LUXEMBOURG (AP) — The European Union committed itself Monday to step up efforts toward getting 1 billion euros ($1.27 billion) in aid to fight Ebola in West Africa and rejected the idea of halting direct flights coming from the region.
The EU foreign ministers set off a week of continentwide action with a pledge "to play an active role in enhancing the international response" to Ebola, which so far has been late and insufficient to contain the deadly virus that has claimed at least 4,500 lives.
British Prime Minister David Cameron wants a two-day summit of the 28 EU leaders ending Friday to reach the $1.27 billion aid threshold, agreeing on a variety of topics from more financial aid to common repatriation procedures, more Ebola treatment facilities and better training for health care workers.

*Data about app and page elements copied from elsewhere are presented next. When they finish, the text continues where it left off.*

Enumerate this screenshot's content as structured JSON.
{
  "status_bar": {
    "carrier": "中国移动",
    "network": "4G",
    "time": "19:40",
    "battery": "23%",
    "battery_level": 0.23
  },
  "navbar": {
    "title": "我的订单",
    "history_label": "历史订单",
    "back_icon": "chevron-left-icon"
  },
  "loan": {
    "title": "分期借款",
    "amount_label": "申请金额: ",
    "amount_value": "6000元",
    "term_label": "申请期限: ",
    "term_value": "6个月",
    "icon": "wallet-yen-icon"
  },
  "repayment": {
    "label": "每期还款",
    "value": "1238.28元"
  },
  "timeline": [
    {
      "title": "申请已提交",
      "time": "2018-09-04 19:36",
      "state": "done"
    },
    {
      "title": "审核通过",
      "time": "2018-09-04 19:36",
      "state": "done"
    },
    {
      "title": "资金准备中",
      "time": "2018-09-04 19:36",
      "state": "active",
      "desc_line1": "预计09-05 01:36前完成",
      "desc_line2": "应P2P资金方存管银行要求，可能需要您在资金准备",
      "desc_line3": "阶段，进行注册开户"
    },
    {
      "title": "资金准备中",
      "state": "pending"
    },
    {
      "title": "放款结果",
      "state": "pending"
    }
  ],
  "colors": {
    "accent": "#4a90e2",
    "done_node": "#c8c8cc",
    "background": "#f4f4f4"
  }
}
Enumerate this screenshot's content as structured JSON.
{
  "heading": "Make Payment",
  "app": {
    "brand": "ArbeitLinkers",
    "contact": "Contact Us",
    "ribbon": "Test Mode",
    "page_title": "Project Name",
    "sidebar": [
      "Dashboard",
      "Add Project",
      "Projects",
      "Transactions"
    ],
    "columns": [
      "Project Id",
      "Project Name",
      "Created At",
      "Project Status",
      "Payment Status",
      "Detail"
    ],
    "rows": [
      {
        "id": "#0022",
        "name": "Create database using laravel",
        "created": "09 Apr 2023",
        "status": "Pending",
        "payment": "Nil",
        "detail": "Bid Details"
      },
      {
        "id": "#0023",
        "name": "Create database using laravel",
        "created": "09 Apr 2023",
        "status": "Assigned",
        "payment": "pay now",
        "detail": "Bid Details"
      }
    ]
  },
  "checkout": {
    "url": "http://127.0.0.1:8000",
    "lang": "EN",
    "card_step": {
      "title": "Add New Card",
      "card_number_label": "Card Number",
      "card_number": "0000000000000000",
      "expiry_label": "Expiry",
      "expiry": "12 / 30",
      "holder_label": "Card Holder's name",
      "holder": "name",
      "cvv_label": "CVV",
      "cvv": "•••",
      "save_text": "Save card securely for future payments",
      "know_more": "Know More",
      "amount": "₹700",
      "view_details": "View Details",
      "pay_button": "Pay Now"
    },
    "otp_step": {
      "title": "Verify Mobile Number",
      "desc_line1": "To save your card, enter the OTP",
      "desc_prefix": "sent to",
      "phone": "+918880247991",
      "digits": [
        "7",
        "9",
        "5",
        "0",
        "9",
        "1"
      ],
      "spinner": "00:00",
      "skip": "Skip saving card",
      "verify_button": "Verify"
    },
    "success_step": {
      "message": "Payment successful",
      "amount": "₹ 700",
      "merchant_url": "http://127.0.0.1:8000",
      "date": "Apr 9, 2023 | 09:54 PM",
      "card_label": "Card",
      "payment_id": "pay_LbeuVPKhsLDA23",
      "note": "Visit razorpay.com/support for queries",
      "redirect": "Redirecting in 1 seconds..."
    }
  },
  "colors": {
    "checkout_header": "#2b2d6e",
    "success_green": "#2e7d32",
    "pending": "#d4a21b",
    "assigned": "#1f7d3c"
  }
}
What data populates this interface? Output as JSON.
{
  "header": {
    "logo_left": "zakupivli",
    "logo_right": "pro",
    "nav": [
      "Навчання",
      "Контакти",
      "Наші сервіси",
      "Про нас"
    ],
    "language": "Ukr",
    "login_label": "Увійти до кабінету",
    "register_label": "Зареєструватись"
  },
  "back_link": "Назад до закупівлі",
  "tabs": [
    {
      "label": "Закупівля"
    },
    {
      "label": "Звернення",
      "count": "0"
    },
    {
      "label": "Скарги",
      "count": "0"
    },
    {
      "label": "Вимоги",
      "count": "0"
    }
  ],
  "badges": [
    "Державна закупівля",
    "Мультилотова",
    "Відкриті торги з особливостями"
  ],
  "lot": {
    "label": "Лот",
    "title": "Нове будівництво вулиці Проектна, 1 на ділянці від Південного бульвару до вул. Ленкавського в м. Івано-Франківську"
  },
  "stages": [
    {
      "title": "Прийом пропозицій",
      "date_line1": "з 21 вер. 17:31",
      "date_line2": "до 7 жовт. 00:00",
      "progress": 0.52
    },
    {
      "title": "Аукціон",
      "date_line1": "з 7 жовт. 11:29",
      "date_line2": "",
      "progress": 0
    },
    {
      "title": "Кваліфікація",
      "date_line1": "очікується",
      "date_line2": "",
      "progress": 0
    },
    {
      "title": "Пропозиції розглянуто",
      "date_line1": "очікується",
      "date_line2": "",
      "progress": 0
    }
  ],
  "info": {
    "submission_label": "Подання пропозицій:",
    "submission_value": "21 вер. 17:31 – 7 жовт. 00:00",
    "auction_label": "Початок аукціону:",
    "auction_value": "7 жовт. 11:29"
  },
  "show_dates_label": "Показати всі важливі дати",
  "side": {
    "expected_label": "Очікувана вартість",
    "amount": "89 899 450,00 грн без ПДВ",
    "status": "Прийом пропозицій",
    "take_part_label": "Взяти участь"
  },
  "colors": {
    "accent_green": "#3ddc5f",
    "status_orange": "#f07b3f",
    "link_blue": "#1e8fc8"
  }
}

"It's time to act now ... if we want to limit the amount of cases to an amount that is controllable," said Robero Bertollini, the World Health Organization's representative to the EU.
So far, the overall anti-Ebola total for the EU, including EU national contributions, stands at 500 million euros ($640 million), with Britain contributing 160 million euros ($204 million). The Netherlands also promised to send a frigate to West Africa to help, matching a similar contribution from Britain.
"Money is very important, equipment is very important, staff is very important," said EU foreign policy chief Catherine Ashton.
Still, EU ministers rejected the idea of scrapping flights from West Africa to keep the virus out of Europe.
"Instead of going to Brussels or to France, (West African) passengers would go to Dubai or elsewhere and come in from there," French Foreign Minister Laurent Fabius said. "We would no longer be able to check anything."
In Spain, officials said nursing assistant Teresa Romero appears to have beaten Ebola but won't be considered virus-free until she is tested again Tuesday. She was among those treating a Spanish missionary who died of Ebola on Sept. 25.
Officials also said 15 others linked to Romero had no Ebola symptoms.
A Norwegian doctor, infected with the Ebola virus while working in Sierra Leone, has also been cured, according to Oslo University Hospital. Silje Lehne Michalsen, 30, was evacuated from Sierra Leone to Norway on Oct. 7, two days after it was confirmed she carried the virus.
AP reporters Alan Clendenning in Madrid, Geir Moulson in Berlin and Matti Huuhtanen in Helsinki contributed to this report.
Raf Casert can be followed on Twitter at http://www.twitter.com/rcasert